Nobody likes "For Lease" signs filling the windows on Main Street. The result of a bust in the economic cycle, mass business closures and unemployment are the extreme conclusion that political candidates swear to fight every time we have an election.
But as our state and national economy move into a recession, it's alarming that elected lawmakers are seemingly doing more to bring on the hardship than prevent it.
Much has been written about the Federal Reserve raising interest rates and the current Congress's propensity to approve astronomical stimulus spending. What I'm not seeing much of is a proper discussion about our own state government's role in burdening business owners to the point of near failure.
As the owner of a small business in Illinois, I've seen firsthand the detrimental effects that excessive costs can have on simply remaining solvent, let alone thriving. Opening and running a small business is difficult, and only about 1 in 3 small businesses survive past the 10-year mark. In spite of this, over the past few years, we've all had to endure costly changes to worker's compensation, labor regulations, and inflation that are stacking up and making it difficult for businesses to stay afloat.
Our state lawmakers need to take action to reduce these types of costs so that the Illinois economy has a chance to survive the current economic contraction.
The high cost of worker's compensation is a good example of a significant burden for businesses in Illinois that lawmakers aren't addressing. While it is very important that workers injured on the job are given proper healthcare, Illinois has a more expansive definition of a work-related injury and more extensive benefits than most other states – therefore raising costs. In addition, loopholes that allow workers comp laws to be exploited by predatory lawsuits pushed by trial lawyers create additional costs that hurt employers and consumers alike.
As a result, businesses are forced to pay out more in worker's compensation costs, which raises the price of doing business in Illinois and makes it difficult for companies to compete with those in other states.
In addition to the high cost of worker's compensation, businesses in Illinois are also burdened by excessive labor regulations. For example, Illinois's minimum wage and employee health insurance regulations are more costly than in other places and make it difficult for them to compete with businesses in other states that do not have such strict requirements. Additionally, lapses in defendant protection laws make these areas rife for further lawsuit abuse and a prime way for predatory attorneys to cash in on the hard-earned income of everyday families. All of these higher business costs usually have to get put back on the consumer through higher prices in order for the small business to keep its doors open.
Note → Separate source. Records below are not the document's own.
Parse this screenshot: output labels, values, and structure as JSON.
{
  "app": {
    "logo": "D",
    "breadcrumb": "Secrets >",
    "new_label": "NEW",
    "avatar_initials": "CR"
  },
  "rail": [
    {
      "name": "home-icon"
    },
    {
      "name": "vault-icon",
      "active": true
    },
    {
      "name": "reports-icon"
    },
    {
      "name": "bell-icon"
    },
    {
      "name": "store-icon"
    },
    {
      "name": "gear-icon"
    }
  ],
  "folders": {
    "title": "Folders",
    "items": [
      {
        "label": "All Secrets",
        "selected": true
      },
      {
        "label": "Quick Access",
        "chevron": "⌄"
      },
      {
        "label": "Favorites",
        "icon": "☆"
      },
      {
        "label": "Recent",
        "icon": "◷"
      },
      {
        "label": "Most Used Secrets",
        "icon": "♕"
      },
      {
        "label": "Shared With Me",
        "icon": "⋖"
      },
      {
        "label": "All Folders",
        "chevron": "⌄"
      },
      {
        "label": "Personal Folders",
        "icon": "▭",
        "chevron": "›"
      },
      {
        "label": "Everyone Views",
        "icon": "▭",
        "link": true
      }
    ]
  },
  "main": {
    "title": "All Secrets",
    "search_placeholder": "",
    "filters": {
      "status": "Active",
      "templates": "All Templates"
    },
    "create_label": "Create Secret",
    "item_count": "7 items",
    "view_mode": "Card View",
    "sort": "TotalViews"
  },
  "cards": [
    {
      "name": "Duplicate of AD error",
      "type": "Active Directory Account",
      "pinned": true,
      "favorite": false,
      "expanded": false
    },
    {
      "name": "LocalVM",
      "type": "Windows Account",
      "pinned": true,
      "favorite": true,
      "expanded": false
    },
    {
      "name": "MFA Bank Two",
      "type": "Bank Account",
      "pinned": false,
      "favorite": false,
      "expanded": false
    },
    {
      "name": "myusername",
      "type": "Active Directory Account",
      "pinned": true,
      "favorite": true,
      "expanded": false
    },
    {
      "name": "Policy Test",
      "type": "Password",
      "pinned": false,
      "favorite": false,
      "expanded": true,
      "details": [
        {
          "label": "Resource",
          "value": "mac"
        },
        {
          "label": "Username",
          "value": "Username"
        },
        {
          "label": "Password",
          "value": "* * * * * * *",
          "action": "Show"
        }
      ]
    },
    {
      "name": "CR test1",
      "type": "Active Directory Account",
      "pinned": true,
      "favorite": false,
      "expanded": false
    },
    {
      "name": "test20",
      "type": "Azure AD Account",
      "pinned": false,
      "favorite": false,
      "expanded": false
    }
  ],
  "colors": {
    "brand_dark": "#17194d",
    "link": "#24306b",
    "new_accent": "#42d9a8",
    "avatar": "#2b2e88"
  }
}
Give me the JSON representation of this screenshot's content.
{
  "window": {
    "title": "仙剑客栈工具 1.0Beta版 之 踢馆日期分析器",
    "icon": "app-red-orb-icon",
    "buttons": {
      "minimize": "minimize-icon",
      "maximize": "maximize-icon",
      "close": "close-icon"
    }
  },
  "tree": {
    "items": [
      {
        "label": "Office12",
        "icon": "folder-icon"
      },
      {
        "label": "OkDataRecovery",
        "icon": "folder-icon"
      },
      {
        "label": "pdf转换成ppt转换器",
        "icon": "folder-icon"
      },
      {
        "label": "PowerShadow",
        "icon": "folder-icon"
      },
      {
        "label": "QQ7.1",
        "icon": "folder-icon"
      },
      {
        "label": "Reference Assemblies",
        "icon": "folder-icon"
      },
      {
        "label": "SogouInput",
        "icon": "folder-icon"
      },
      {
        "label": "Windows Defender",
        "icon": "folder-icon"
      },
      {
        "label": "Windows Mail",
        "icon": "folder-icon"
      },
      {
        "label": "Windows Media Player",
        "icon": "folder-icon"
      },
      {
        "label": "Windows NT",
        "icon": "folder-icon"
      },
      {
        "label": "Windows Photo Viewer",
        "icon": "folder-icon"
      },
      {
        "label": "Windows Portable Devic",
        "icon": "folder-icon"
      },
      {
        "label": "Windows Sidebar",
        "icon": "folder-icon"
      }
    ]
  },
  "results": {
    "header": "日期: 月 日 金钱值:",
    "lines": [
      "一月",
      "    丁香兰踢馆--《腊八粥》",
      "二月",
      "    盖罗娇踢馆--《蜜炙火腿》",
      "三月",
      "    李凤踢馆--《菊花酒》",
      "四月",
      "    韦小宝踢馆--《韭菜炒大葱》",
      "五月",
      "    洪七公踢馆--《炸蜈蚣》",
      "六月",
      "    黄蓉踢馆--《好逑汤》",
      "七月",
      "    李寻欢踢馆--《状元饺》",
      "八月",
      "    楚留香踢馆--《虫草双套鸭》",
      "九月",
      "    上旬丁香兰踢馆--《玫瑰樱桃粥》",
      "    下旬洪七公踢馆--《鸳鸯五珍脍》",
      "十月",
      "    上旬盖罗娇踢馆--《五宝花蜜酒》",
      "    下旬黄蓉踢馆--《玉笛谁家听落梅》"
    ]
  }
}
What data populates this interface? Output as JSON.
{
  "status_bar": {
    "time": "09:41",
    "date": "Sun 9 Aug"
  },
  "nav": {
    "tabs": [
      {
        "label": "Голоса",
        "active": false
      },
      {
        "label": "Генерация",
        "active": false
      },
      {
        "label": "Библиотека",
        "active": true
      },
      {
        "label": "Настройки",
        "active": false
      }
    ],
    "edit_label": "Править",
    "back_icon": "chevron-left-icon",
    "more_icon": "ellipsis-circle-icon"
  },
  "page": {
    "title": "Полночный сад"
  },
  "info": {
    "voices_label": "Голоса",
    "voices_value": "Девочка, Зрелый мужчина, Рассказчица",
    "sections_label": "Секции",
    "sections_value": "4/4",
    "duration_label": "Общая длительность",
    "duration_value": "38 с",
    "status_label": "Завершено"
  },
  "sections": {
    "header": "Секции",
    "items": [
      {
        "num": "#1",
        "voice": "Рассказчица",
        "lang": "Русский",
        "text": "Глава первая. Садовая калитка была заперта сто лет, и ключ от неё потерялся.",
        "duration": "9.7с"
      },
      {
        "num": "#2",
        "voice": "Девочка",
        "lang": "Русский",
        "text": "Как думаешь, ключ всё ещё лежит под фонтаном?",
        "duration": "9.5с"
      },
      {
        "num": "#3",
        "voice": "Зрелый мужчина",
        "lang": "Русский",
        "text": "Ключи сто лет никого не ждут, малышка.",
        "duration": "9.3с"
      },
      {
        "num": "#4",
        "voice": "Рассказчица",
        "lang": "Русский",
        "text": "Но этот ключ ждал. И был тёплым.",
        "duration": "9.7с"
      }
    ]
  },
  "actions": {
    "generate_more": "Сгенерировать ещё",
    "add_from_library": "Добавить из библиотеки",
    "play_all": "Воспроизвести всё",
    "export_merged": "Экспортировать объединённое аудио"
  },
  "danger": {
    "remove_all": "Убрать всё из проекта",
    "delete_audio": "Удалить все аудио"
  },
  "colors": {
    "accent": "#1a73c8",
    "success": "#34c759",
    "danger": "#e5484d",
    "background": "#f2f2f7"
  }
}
Mismanagement by the state of Illinois can be costly as well. A state audit from June 2022 found that almost 2 billion dollars of unemployment claims paid out from July 2020 through June 2021 were fraudulent. Because of this, unemployment taxes subsequently increased for many small business owners each month - making it even more costly to do business.
Finally, Illinois is struggling because of the rising cost of living. Historic inflation rates are no longer a secret to anyone who made a purchase over the last year. And while you might think this has been good for people like me, it hasn’t. My business has seen our purchasing power reduced, our necessary expenses like rent and utilities rise significantly, and our business can’t raise prices quick enough to keep up with the skyrocketing rate of inflation.
Any increase in revenue that we do have has been quickly siphoned away by the increased price of rent, energy, labor, raw goods, and litigation payouts.
The costs associated with doing business in Illinois are becoming increasingly burdensome for small businesses. State lawmakers need to take action to reduce the costs of worker's compensation, labor regulations, and inflation so businesses can continue to thrive in our state. There is a path to renewal for the Illinois economy, but it must come through free-market and fiscally responsible policies that cut excessive regulations and encourage small business growth.